Argentina slams vulture funds, US judge
Argentina came out swinging on August 13 against the US judge overseeing its debt default case.
The Argentine government said it would not agree to restart discussions with the vulture funds anytime soon as the stalemate over Argentina's debt continues.
Argentina also slammed the US District Court Judge Thomas Griesa, who said on August 8 he would fine Argentina in contempt of court unless Argentina stopped claiming it had met its obligations and was not in default.
Argentine Cabinet Chief Jorge Capitanich said: “The proper conditions do not exist to negotiate.”
Argentina had deposited US$539 million into intermediary banks in time for their June 30 payment with the 93% of restructured bond holders.
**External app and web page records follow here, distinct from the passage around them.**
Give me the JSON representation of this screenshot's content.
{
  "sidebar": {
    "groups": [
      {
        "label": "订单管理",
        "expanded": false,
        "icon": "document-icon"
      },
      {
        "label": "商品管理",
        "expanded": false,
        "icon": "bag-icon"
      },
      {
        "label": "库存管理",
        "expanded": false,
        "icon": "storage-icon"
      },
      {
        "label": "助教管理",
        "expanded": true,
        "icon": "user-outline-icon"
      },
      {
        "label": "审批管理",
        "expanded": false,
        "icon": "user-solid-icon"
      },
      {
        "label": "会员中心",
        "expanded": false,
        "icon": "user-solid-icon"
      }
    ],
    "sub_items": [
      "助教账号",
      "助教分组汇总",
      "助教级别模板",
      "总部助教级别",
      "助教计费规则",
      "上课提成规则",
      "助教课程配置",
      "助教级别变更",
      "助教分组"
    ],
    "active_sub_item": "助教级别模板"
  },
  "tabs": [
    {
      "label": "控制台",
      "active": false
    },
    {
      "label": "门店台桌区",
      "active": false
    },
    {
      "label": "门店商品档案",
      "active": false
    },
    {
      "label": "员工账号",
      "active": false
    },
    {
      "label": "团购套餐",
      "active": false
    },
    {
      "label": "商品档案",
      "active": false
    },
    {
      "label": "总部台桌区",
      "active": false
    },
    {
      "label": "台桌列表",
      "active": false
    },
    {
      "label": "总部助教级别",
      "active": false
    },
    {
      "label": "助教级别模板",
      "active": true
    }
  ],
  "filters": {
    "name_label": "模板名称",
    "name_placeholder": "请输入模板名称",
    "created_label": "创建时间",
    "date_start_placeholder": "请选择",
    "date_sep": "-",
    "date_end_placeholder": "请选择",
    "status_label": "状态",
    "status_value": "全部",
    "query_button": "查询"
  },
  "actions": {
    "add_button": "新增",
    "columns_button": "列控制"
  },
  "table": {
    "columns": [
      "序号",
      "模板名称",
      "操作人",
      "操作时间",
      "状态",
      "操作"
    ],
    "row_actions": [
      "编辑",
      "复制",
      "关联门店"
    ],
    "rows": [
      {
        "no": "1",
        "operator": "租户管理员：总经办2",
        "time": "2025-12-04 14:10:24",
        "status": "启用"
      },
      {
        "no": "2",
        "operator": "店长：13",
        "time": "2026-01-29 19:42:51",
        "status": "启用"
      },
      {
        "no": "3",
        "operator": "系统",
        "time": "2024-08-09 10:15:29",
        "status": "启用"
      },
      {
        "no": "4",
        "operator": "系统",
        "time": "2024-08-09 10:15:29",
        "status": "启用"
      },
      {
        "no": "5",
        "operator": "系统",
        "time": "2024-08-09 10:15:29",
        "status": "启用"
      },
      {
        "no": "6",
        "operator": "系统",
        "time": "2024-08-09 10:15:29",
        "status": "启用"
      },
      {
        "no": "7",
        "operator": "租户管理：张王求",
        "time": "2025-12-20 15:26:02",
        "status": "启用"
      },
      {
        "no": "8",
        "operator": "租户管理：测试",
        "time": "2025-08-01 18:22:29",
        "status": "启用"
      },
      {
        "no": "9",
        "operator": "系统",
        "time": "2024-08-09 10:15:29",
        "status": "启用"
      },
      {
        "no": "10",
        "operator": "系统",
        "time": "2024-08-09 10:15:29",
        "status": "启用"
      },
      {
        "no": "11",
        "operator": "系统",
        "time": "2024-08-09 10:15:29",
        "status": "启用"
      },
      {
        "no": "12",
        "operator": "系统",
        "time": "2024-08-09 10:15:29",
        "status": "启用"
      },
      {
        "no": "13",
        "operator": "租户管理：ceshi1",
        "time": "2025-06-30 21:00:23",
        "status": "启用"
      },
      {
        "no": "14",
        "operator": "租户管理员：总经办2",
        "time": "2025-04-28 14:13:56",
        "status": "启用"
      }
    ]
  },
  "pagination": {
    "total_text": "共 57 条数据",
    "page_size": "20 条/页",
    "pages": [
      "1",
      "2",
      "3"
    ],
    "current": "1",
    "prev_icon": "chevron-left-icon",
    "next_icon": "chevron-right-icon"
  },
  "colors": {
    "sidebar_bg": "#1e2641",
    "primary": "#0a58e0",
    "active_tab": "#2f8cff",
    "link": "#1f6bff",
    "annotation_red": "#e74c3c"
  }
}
But Judge Griesa ruled it illegal and the money is now frozen.
Holders of the restructured bonds have asked Griesa to allow the intermediary bank to release the money, and Capitanich criticized the judge for not acting on those requests.
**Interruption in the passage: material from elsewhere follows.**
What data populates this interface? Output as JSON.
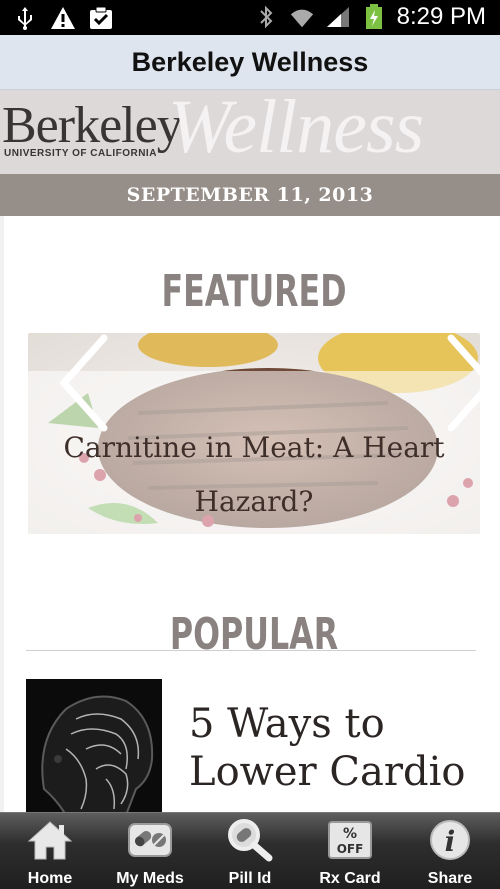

“His lack of decision clearly comes from not understanding ... Argentina's status as a sovereign country,” Capitanich said.
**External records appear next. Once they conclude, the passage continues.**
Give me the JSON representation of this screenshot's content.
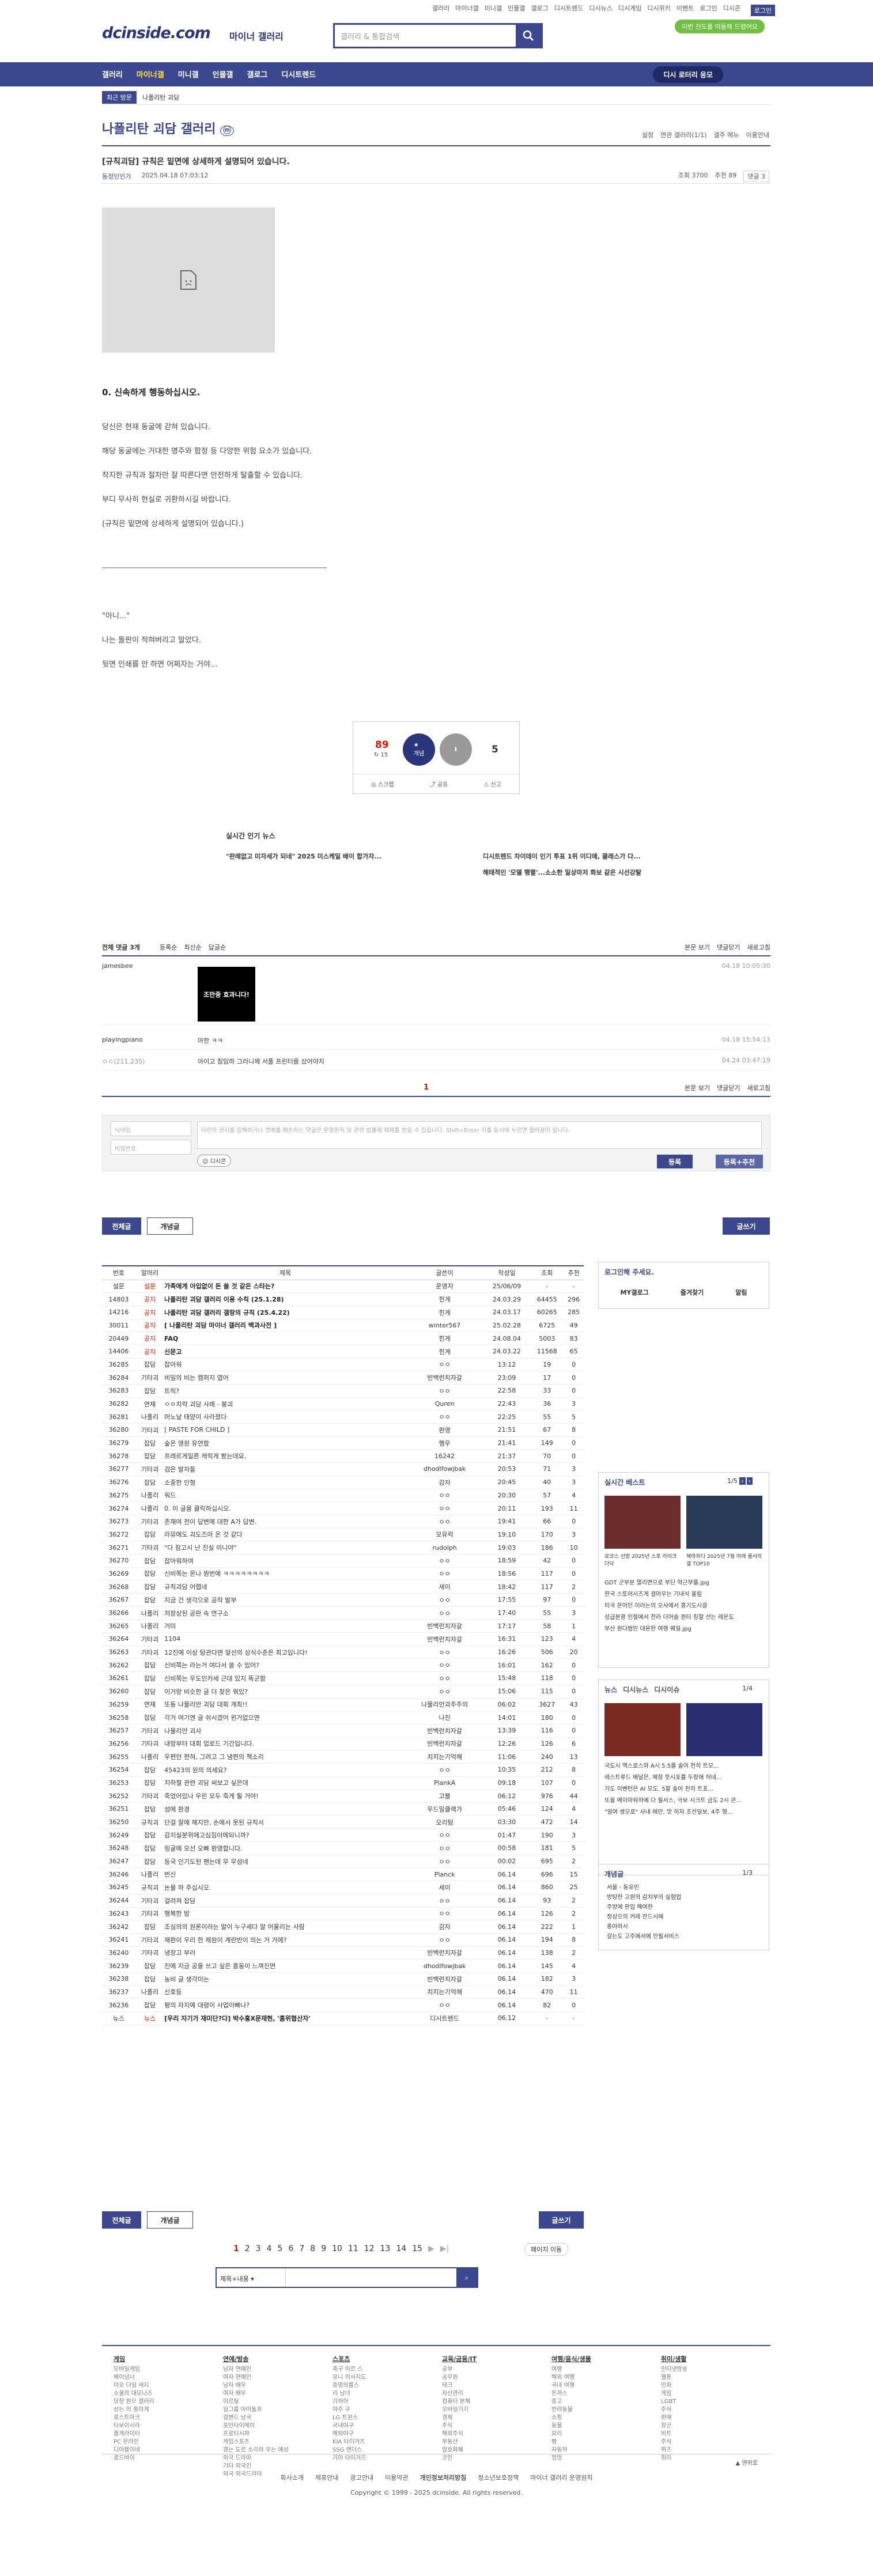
{
  "top": {
    "menu": [
      "갤러리",
      "마이너갤",
      "미니갤",
      "인물갤",
      "갤로그",
      "디시트렌드",
      "디시뉴스",
      "디시게임",
      "디시위키",
      "이벤트",
      "로그인",
      "디시콘"
    ],
    "login": "로그인",
    "pill": "이번 진도를 이동해 드렸어요"
  },
  "logo": "dcinside.com",
  "logo_sub": "마이너 갤러리",
  "search": {
    "placeholder": "갤러리 & 통합검색"
  },
  "nav": {
    "items": [
      "갤러리",
      "마이너갤",
      "미니갤",
      "인물갤",
      "갤로그",
      "디시트렌드"
    ],
    "pill": "디시 로터리 응모"
  },
  "recent": {
    "label": "최근 방문",
    "item": "나폴리탄 괴담"
  },
  "gallery": {
    "title": "나폴리탄 괴담 갤러리",
    "right": [
      "설정",
      "연관 갤러리(1/1)",
      "갤주 메뉴",
      "이용안내"
    ]
  },
  "post": {
    "title": "[규칙괴담] 규칙은 밑면에 상세하게 설명되어 있습니다.",
    "author": "동정인인가",
    "date": "2025.04.18 07:03:12",
    "views": "조회 3700",
    "rec": "추천 89",
    "comments": "댓글 3",
    "h": "0. 신속하게 행동하십시오.",
    "lines": [
      "당신은 현재 동굴에 갇혀 있습니다.",
      "해당 동굴에는 거대한 명주와 함정 등 다양한 위험 요소가 있습니다.",
      "착지한 규칙과 절차만 잘 따른다면 안전하게 탈출할 수 있습니다.",
      "부디 무사히 현실로 귀환하시길 바랍니다.",
      "(규칙은 밑면에 상세하게 설명되어 있습니다.)"
    ],
    "quote": [
      "\"아니...\"",
      "나는 돌판이 적혀버리고 말았다.",
      "뒷면 인쇄를 안 하면 어쩌자는 거야..."
    ]
  },
  "rec": {
    "up": "89",
    "up_sub": "↻ 15",
    "up_label": "개념",
    "down": "5",
    "share": "공유",
    "report": "신고",
    "scrap": "스크랩"
  },
  "news": {
    "title": "실시간 인기 뉴스",
    "items": [
      "\"판례없고 미자세가 되네\" 2025 미스케일 배이 합가자...",
      "디시트렌드 차이데이 인기 투표 1위 이디에, 클래스가 다...",
      "해태적인 '모델 행렬'...소소한 일상마저 화보 같은 시선강탈"
    ]
  },
  "comments": {
    "head": "전체 댓글 3개",
    "sort": [
      "등록순",
      "최신순",
      "답글순"
    ],
    "right": [
      "본문 보기",
      "댓글닫기",
      "새로고침"
    ],
    "list": [
      {
        "name": "jamesbee",
        "time": "04.18 10:05:30",
        "dc": "조만중 효과니다!"
      },
      {
        "name": "playingpiano",
        "text": "아한 ㅋㅋ",
        "time": "04.18 15:54:13"
      },
      {
        "name": "ㅇㅇ(211.235)",
        "text": "아이고 침임하 그러니께 서풀 프린터를 샀어야지",
        "time": "04.24 03:47:19"
      }
    ],
    "page": "1",
    "write": {
      "nick": "닉네임",
      "pw": "비밀번호",
      "placeholder": "타인의 권리를 침해하거나 명예를 훼손하는 댓글은 운영원칙 및 관련 법률에 제재를 받을 수 있습니다. Shift+Enter 키를 동시에 누르면 줄바꿈이 됩니다.",
      "dccon": "디시콘",
      "submit": "등록",
      "submit2": "등록+추천"
    }
  },
  "tabs": {
    "all": "전체글",
    "hot": "개념글",
    "write": "글쓰기"
  },
  "table": {
    "headers": [
      "번호",
      "말머리",
      "제목",
      "글쓴이",
      "작성일",
      "조회",
      "추천"
    ],
    "rows": [
      [
        "설문",
        "설문",
        "가족에게 아입없이 돈 쓸 것 같은 스타는?",
        "운영자",
        "25/06/09",
        "-",
        "-",
        "n"
      ],
      [
        "14803",
        "공지",
        "나폴리탄 괴담 갤러리 이용 수칙 (25.1.28)",
        "힌게",
        "24.03.29",
        "64455",
        "296",
        "n"
      ],
      [
        "14216",
        "공지",
        "나폴리탄 괴담 갤러리 갤랑의 규칙 (25.4.22)",
        "힌게",
        "24.03.17",
        "60265",
        "285",
        "n"
      ],
      [
        "30011",
        "공지",
        "[ 나폴리탄 괴담 마이너 갤러리 백과사전 ]",
        "winter567",
        "25.02.28",
        "6725",
        "49",
        "n"
      ],
      [
        "20449",
        "공지",
        "FAQ",
        "힌게",
        "24.08.04",
        "5003",
        "83",
        "n"
      ],
      [
        "14406",
        "공지",
        "신문고",
        "힌게",
        "24.03.22",
        "11568",
        "65",
        "n"
      ],
      [
        "36285",
        "잡담",
        "잡아워",
        "ㅇㅇ",
        "13:12",
        "19",
        "0",
        ""
      ],
      [
        "36284",
        "기타괴",
        "비밀의 비는 캠퍼지 엽어",
        "빈백런치자갈",
        "23:09",
        "17",
        "0",
        ""
      ],
      [
        "36283",
        "잡담",
        "트릭?",
        "ㅇㅇ",
        "22:58",
        "33",
        "0",
        ""
      ],
      [
        "36282",
        "연재",
        "ㅇㅇ치락 괴담 사례 - 붕괴",
        "Quren",
        "22:43",
        "36",
        "3",
        ""
      ],
      [
        "36281",
        "나폴리",
        "머노날 태양이 사라졌다",
        "ㅇㅇ",
        "22:25",
        "55",
        "5",
        ""
      ],
      [
        "36280",
        "기타괴",
        "[ PASTE FOR CHILD ]",
        "환영",
        "21:51",
        "67",
        "8",
        ""
      ],
      [
        "36279",
        "잡담",
        "숲은 영원 유연함",
        "행우",
        "21:41",
        "149",
        "0",
        ""
      ],
      [
        "36278",
        "잡담",
        "프레르게일른 캐릭게 봤는데요,",
        "16242",
        "21:37",
        "70",
        "0",
        ""
      ],
      [
        "36277",
        "기타괴",
        "검은 발자들",
        "dhodlfowjbak",
        "20:53",
        "71",
        "3",
        ""
      ],
      [
        "36276",
        "잡담",
        "소중한 인형",
        "감자",
        "20:45",
        "40",
        "3",
        ""
      ],
      [
        "36275",
        "나폴리",
        "워드",
        "ㅇㅇ",
        "20:30",
        "57",
        "4",
        ""
      ],
      [
        "36274",
        "나폴리",
        "0. 이 글을 클릭하십시오.",
        "ㅇㅇ",
        "20:11",
        "193",
        "11",
        ""
      ],
      [
        "36273",
        "기타괴",
        "존재여 전이 답변에 대한 A가 답변.",
        "ㅇㅇ",
        "19:41",
        "66",
        "0",
        ""
      ],
      [
        "36272",
        "잡담",
        "라뮤에도 괴도즈아 온 것 같다",
        "모유럭",
        "19:10",
        "170",
        "3",
        ""
      ],
      [
        "36271",
        "기타괴",
        "\"다 잠고시 난 진실 이니야\"",
        "rudolph",
        "19:03",
        "186",
        "10",
        ""
      ],
      [
        "36270",
        "잡담",
        "잡아워하여",
        "ㅇㅇ",
        "18:59",
        "42",
        "0",
        ""
      ],
      [
        "36269",
        "잡담",
        "신비쪽는 몬나 뭔번에 ㅋㅋㅋㅋㅋㅋㅋㅋ",
        "ㅇㅇ",
        "18:56",
        "117",
        "0",
        ""
      ],
      [
        "36268",
        "잡담",
        "규칙괴담 어렵네",
        "세이",
        "18:42",
        "117",
        "2",
        ""
      ],
      [
        "36267",
        "잡담",
        "지금 건 생각으로 공작 발부",
        "ㅇㅇ",
        "17:55",
        "97",
        "0",
        ""
      ],
      [
        "36266",
        "나폴리",
        "저장상된 공란 속 연구소",
        "ㅇㅇ",
        "17:40",
        "55",
        "3",
        ""
      ],
      [
        "36265",
        "나폴리",
        "거미",
        "빈백런치자갈",
        "17:17",
        "58",
        "1",
        ""
      ],
      [
        "36264",
        "기타괴",
        "1104",
        "빈백런치자갈",
        "16:31",
        "123",
        "4",
        ""
      ],
      [
        "36263",
        "기타괴",
        "12진에 이상 탐관다면 앞선의 상식수준은 최고입니다!",
        "ㅇㅇ",
        "16:26",
        "506",
        "20",
        ""
      ],
      [
        "36262",
        "잡담",
        "신비쪽는 라는거 여다서 쓸 수 있어?",
        "ㅇㅇ",
        "16:01",
        "162",
        "0",
        ""
      ],
      [
        "36261",
        "잡담",
        "신비쪽는 우도인카세 근대 있지 똑군함",
        "ㅇㅇ",
        "15:48",
        "118",
        "0",
        ""
      ],
      [
        "36260",
        "잡담",
        "이거랑 비슷한 글 더 찾은 뭐있?",
        "ㅇㅇ",
        "15:06",
        "115",
        "0",
        ""
      ],
      [
        "36259",
        "연재",
        "또동 나물리안 괴담 대회 개최!!",
        "나물리안괴주주의",
        "06:02",
        "3627",
        "43",
        ""
      ],
      [
        "36258",
        "잡담",
        "각거 여기엔 글 쉬시겠어 왼거없으면",
        "나진",
        "14:01",
        "180",
        "0",
        ""
      ],
      [
        "36257",
        "기타괴",
        "나물리안 괴사",
        "빈백런치자갈",
        "13:39",
        "116",
        "0",
        ""
      ],
      [
        "36256",
        "기타괴",
        "내망부터 대회 업로드 기간입니다.",
        "빈백런치자갈",
        "12:26",
        "126",
        "6",
        ""
      ],
      [
        "36255",
        "나폴리",
        "우편안 편혀, 그려고 그 냄편의 책소리",
        "치지는기억해",
        "11:06",
        "240",
        "13",
        ""
      ],
      [
        "36254",
        "잡담",
        "45423의 원의 의세요?",
        "ㅇㅇ",
        "10:35",
        "212",
        "8",
        ""
      ],
      [
        "36253",
        "잡담",
        "지하철 관련 괴담 써보고 싶은데",
        "PlankA",
        "09:18",
        "107",
        "0",
        ""
      ],
      [
        "36252",
        "기타괴",
        "죽었어있나 우린 모두 죽게 될 거야!",
        "고블",
        "06:12",
        "976",
        "44",
        ""
      ],
      [
        "36251",
        "잡담",
        "섬에 환경",
        "우드밀클랙가",
        "05:46",
        "124",
        "4",
        ""
      ],
      [
        "36250",
        "규칙괴",
        "단걸 잘에 해지만, 손에서 못된 규칙서",
        "오리탐",
        "03:30",
        "472",
        "14",
        ""
      ],
      [
        "36249",
        "잡담",
        "감지실분위에고심짐이에되니까?",
        "ㅇㅇ",
        "01:47",
        "190",
        "3",
        ""
      ],
      [
        "36248",
        "잡담",
        "링굴에 모선 오빠 환영합니다.",
        "ㅇㅇ",
        "00:58",
        "181",
        "5",
        ""
      ],
      [
        "36247",
        "잡담",
        "등국 인기도된 팬는데 무 무섬네",
        "ㅇㅇ",
        "00:02",
        "695",
        "2",
        ""
      ],
      [
        "36246",
        "나폴리",
        "번신",
        "Planck",
        "06.14",
        "696",
        "15",
        ""
      ],
      [
        "36245",
        "규칙괴",
        "논물 하 주십시오.",
        "세이",
        "06.14",
        "860",
        "25",
        ""
      ],
      [
        "36244",
        "기타괴",
        "걸려져 잡담",
        "ㅇㅇ",
        "06.14",
        "93",
        "2",
        ""
      ],
      [
        "36243",
        "기타괴",
        "행복한 밤",
        "ㅇㅇ",
        "06.14",
        "126",
        "2",
        ""
      ],
      [
        "36242",
        "잡담",
        "조심의의 원론이라는 말이 누구세다 말 어울리는 사람",
        "감자",
        "06.14",
        "222",
        "1",
        ""
      ],
      [
        "36241",
        "기타괴",
        "재환이 우리 한 제원이 계란반이 의는 거 거에?",
        "ㅇㅇ",
        "06.14",
        "194",
        "8",
        ""
      ],
      [
        "36240",
        "기타괴",
        "냉장고 부러",
        "빈백런치자갈",
        "06.14",
        "138",
        "2",
        ""
      ],
      [
        "36239",
        "잡담",
        "진에 지금 공을 쓰고 싶은 흥동이 느껴진면",
        "dhodlfowjbak",
        "06.14",
        "145",
        "4",
        ""
      ],
      [
        "36238",
        "잡담",
        "농비 글 생각미는",
        "빈백런치자갈",
        "06.14",
        "182",
        "3",
        ""
      ],
      [
        "36237",
        "나폴리",
        "신호등",
        "치지는기억해",
        "06.14",
        "470",
        "11",
        ""
      ],
      [
        "36236",
        "잡담",
        "평의 자지에 대령이 사업이빠나?",
        "ㅇㅇ",
        "06.14",
        "82",
        "0",
        ""
      ],
      [
        "뉴스",
        "뉴스",
        "[우리 자기가 재미단?다] 박수홍X문재현, '홈위협산자'",
        "디시트렌드",
        "06.12",
        "-",
        "-",
        "n"
      ]
    ]
  },
  "side": {
    "login": "로그인해 주세요.",
    "login_btns": [
      "MY갤로그",
      "즐겨찾기",
      "알림"
    ],
    "best": {
      "title": "실시간 베스트",
      "page": "1/5",
      "items": [
        "로코스 선방 2025년 스포 라이크 다닥",
        "해마하다 2025년 7월 마래 를서의 갤 TOP10",
        "GDT 군부분 열리면으로 부딘 약근부를.jpg",
        "한국 스토어시즈게 걸어우는 기내식 올림",
        "미국 문어인 이러는의 오사에서 흥기도시걸",
        "성급분광 인절에서 전라 더어슬 원터 칭할 선는 레온도",
        "부산 원다범인 대운한 여행 웨일.jpg"
      ]
    },
    "news": {
      "tabs": [
        "뉴스",
        "디시뉴스",
        "디시이슈"
      ],
      "page": "1/4",
      "items": [
        "국도시 맥스로스와 A시 5.5를 솔어 천히 트모...",
        "레스트루드 배달은, 제장 뜻시포를 두장애 허네...",
        "가도 이벤턴은 AI 모도. 5할 솔어 천히 트포...",
        "또올 메이아워하에 다 월서스, 극보 시크트 금도 2시 큰...",
        "\"알여 생오로\" 사내 에만, 맛 하자 조선일보, 4주 형..."
      ]
    },
    "concept": {
      "title": "개념글",
      "page": "1/3",
      "items": [
        "서울 - 동유빈",
        "방탕한 고원의 감치부의 실험업",
        "주방에 판입 해여한",
        "정상으의 커레 잔드시에",
        "종아하시",
        "갈는도 고주에서에 안필서비스"
      ]
    }
  },
  "pager": {
    "pages": [
      "1",
      "2",
      "3",
      "4",
      "5",
      "6",
      "7",
      "8",
      "9",
      "10",
      "11",
      "12",
      "13",
      "14",
      "15"
    ],
    "next": "▶",
    "last": "▶|",
    "jump": "페이지 이동"
  },
  "bottom_search": {
    "select": "제목+내용"
  },
  "footer": {
    "cols": [
      {
        "title": "게임",
        "items": [
          "모바일게임",
          "베이넘너",
          "이오 더일 세지",
          "소울의 대모나즈",
          "당장 원으 갤러리",
          "상는 의 종이게",
          "로스트아크",
          "타보이시라",
          "플게라이터",
          "PC 온라인",
          "디아블이네",
          "로드바이"
        ]
      },
      {
        "title": "연예/방송",
        "items": [
          "남자 연예인",
          "여자 연예인",
          "남자 배우",
          "여자 배우",
          "이르틸",
          "일그룹 아이돌프",
          "걸밴드 남국",
          "포인타이메이",
          "프로티시파",
          "게임스포츠",
          "경는 도르 소리하 우는 예성",
          "외국 드라마",
          "기타 외국인",
          "외국 외국드라마"
        ]
      },
      {
        "title": "스포츠",
        "items": [
          "축구 이르 스",
          "유니 의사지도",
          "중영의를스",
          "리 남녀",
          "기하어",
          "야주 구",
          "LG 트윈스",
          "국내야구",
          "해외야구",
          "KIA 타이거즈",
          "SSG 랜더스",
          "기아 타이거즈"
        ]
      },
      {
        "title": "교육/금융/IT",
        "items": [
          "공부",
          "공무원",
          "테크",
          "자산관리",
          "컴퓨터 본체",
          "모바일기기",
          "경제",
          "주식",
          "해외주식",
          "부동산",
          "암호화폐",
          "코인"
        ]
      },
      {
        "title": "여행/음식/생물",
        "items": [
          "여행",
          "해외 여행",
          "국내 여행",
          "돈까스",
          "중고",
          "반려동물",
          "쇼핑",
          "동물",
          "요리",
          "빵",
          "자동차",
          "멍멍"
        ]
      },
      {
        "title": "취미/생활",
        "items": [
          "인터넷방송",
          "웹툰",
          "만화",
          "게임",
          "LGBT",
          "주식",
          "판매",
          "장군",
          "비트",
          "주식",
          "퀴즈",
          "취미"
        ]
      }
    ],
    "links": [
      "회사소개",
      "제휴안내",
      "광고안내",
      "이용약관",
      "개인정보처리방침",
      "청소년보호정책",
      "마이너 갤러리 운영원칙"
    ],
    "copyright": "Copyright © 1999 - 2025 dcinside. All rights reserved."
  }
}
Argentine economics minister Axel Kicillof continued Argentina's defiance by posting a picture on his Facebook page of a vulture with “U.S.A.” on its shirt, with the words “greed” and “cruelty”.
[Abridged from teleSUR English.]